== Exercise ==
For each line below with the word "icon", write out a copy.

= Beginning of Section =

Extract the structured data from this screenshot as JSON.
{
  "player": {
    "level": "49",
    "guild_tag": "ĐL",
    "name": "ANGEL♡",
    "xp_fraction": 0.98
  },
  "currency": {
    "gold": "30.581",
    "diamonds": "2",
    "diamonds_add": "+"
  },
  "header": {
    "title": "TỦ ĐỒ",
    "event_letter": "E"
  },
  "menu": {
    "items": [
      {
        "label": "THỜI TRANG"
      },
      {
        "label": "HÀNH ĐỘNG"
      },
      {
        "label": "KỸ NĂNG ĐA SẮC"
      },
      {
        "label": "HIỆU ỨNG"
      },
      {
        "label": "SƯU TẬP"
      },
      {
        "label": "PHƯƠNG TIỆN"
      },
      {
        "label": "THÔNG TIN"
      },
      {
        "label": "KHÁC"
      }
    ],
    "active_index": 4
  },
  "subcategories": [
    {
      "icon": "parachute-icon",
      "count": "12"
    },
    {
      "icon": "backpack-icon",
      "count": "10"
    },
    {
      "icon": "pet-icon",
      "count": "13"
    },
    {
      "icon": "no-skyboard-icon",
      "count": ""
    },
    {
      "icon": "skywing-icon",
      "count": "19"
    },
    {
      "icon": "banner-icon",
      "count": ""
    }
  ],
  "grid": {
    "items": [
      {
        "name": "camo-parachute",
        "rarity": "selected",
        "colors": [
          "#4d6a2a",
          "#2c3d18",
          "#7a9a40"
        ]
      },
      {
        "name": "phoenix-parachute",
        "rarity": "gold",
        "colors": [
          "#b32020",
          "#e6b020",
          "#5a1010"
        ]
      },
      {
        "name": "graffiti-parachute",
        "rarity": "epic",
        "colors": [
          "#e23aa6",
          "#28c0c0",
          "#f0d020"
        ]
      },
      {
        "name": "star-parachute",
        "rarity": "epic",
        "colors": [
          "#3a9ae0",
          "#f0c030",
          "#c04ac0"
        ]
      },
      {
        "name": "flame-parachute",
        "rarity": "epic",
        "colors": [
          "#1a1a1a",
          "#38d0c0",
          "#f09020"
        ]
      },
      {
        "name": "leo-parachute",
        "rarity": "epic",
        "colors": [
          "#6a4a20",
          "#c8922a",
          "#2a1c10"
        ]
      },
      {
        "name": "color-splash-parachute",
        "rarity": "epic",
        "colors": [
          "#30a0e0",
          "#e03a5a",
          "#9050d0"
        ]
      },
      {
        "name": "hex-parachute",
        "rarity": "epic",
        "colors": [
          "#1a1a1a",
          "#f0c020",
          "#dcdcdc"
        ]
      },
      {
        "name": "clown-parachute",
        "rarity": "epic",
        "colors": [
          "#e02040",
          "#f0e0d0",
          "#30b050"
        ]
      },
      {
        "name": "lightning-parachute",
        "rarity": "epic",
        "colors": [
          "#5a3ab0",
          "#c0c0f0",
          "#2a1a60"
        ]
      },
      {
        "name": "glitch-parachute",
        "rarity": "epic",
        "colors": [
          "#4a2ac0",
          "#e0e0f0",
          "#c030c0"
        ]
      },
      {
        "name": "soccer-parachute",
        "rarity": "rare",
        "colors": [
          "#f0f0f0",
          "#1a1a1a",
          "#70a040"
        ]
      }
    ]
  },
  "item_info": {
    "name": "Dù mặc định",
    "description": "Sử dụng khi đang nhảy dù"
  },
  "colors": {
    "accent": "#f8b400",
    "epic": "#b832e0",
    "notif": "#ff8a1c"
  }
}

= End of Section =

== Answer to this problem ==
      "icon": "parachute-icon",
      "icon": "backpack-icon",
      "icon": "pet-icon",
      "icon": "no-skyboard-icon",
      "icon": "skywing-icon",
      "icon": "banner-icon",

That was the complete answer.